Restate the listing below word for word; no pictures belong in the copy.
--------------------
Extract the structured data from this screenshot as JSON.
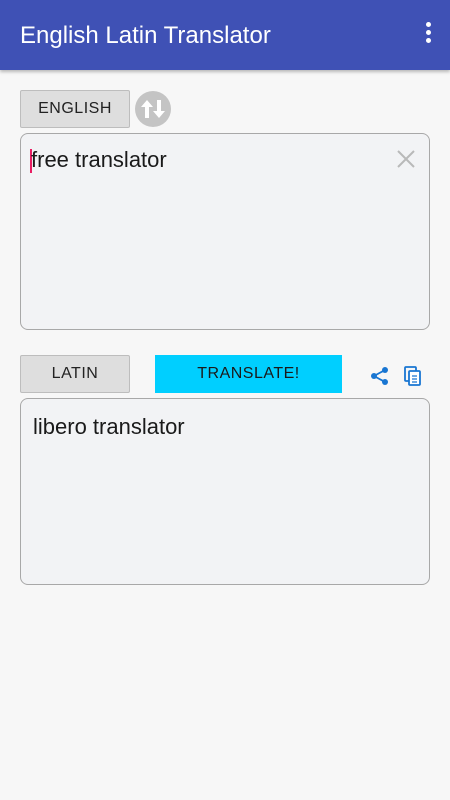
{
  "app": {
    "title": "English Latin Translator",
    "menu_icon": "more-vert-icon"
  },
  "source": {
    "language_label": "ENGLISH",
    "text": "free translator",
    "clear_icon": "close-icon"
  },
  "swap": {
    "icon": "swap-vertical-icon"
  },
  "target": {
    "language_label": "LATIN",
    "text": "libero translator"
  },
  "actions": {
    "translate_label": "TRANSLATE!",
    "share_icon": "share-icon",
    "copy_icon": "copy-icon"
  },
  "colors": {
    "toolbar": "#3f51b5",
    "translate_button": "#00cfff",
    "action_icons": "#1976d2",
    "caret": "#e91e63"
  }
}
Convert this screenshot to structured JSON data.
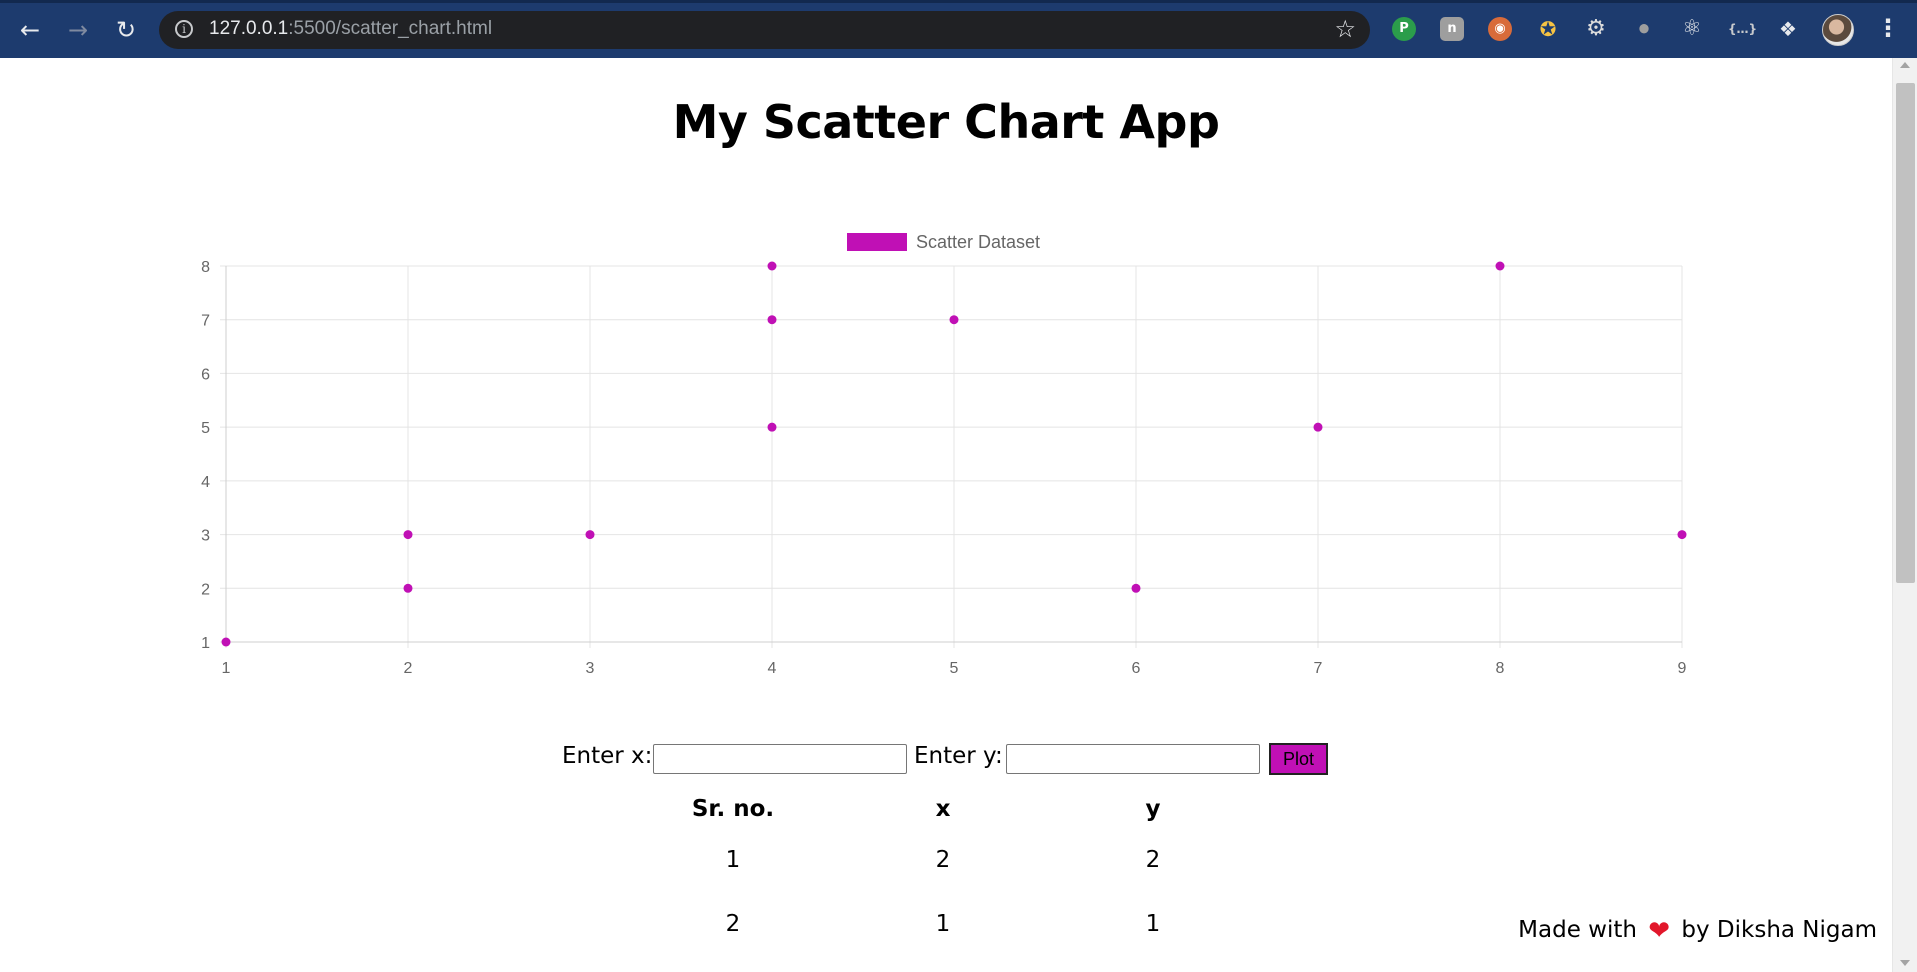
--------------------
Final answer
Extract the structured data from this screenshot as JSON.
{
  "app": {
    "title": "English Latin Translator",
    "menu_icon": "more-vert-icon"
  },
  "source": {
    "language_label": "ENGLISH",
    "text": "free translator",
    "clear_icon": "close-icon"
  },
  "swap": {
    "icon": "swap-vertical-icon"
  },
  "target": {
    "language_label": "LATIN",
    "text": "libero translator"
  },
  "actions": {
    "translate_label": "TRANSLATE!",
    "share_icon": "share-icon",
    "copy_icon": "copy-icon"
  },
  "colors": {
    "toolbar": "#3f51b5",
    "translate_button": "#00cfff",
    "action_icons": "#1976d2",
    "caret": "#e91e63"
  }
}
Convert this screenshot to structured JSON data.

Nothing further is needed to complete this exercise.